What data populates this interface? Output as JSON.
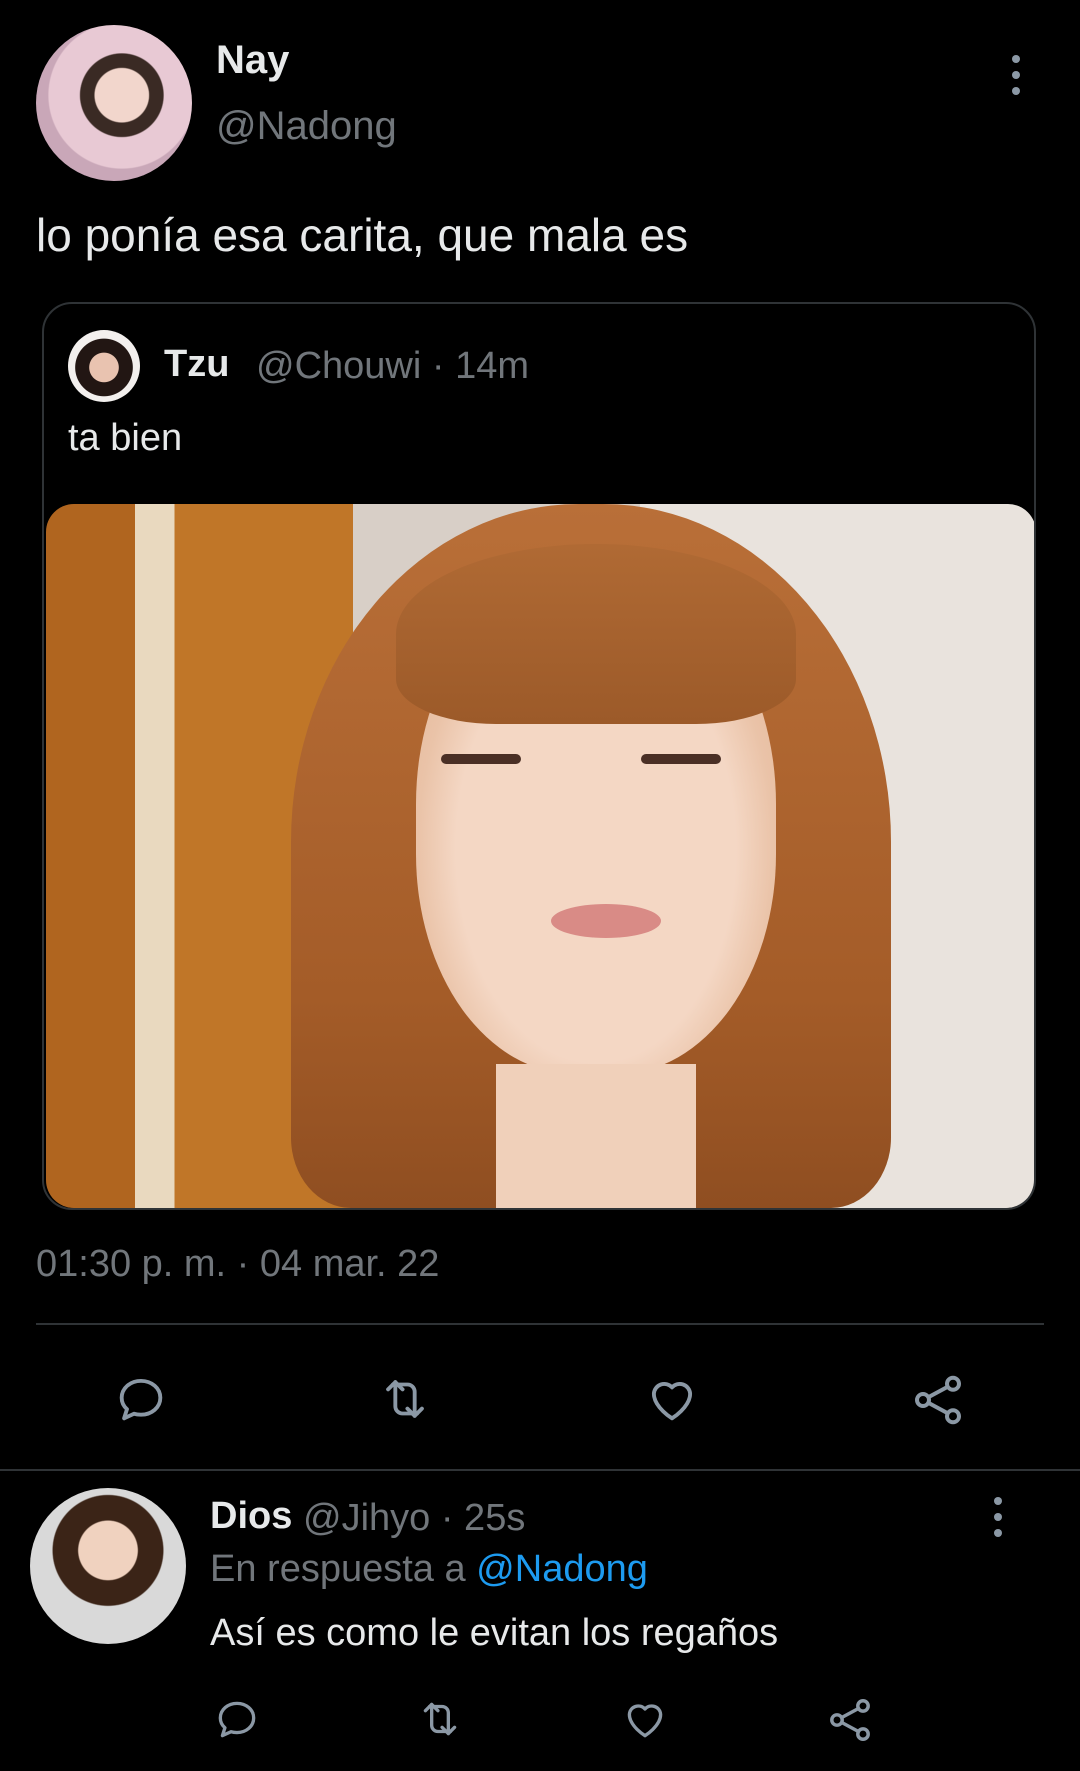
{
  "tweet": {
    "author_name": "Nay",
    "author_handle": "@Nadong",
    "text": "lo ponía esa carita, que mala es",
    "timestamp": "01:30 p. m. · 04 mar. 22"
  },
  "quote": {
    "author_name": "Tzu",
    "author_handle_time": "@Chouwi · 14m",
    "text": "ta bien"
  },
  "actions": [
    "reply-icon",
    "retweet-icon",
    "like-icon",
    "share-icon"
  ],
  "reply": {
    "author_name": "Dios",
    "author_handle_time": "@Jihyo · 25s",
    "reply_to_prefix": "En respuesta a",
    "reply_to_handle": "@Nadong",
    "text": "Así es como le evitan los regaños"
  },
  "colors": {
    "background": "#000000",
    "text": "#e7e9ea",
    "muted": "#71767b",
    "link": "#1d9bf0",
    "border": "#2f3336"
  }
}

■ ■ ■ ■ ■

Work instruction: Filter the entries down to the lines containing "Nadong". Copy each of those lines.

Finished exercise:
    "author_handle": "@Nadong",
    "reply_to_handle": "@Nadong",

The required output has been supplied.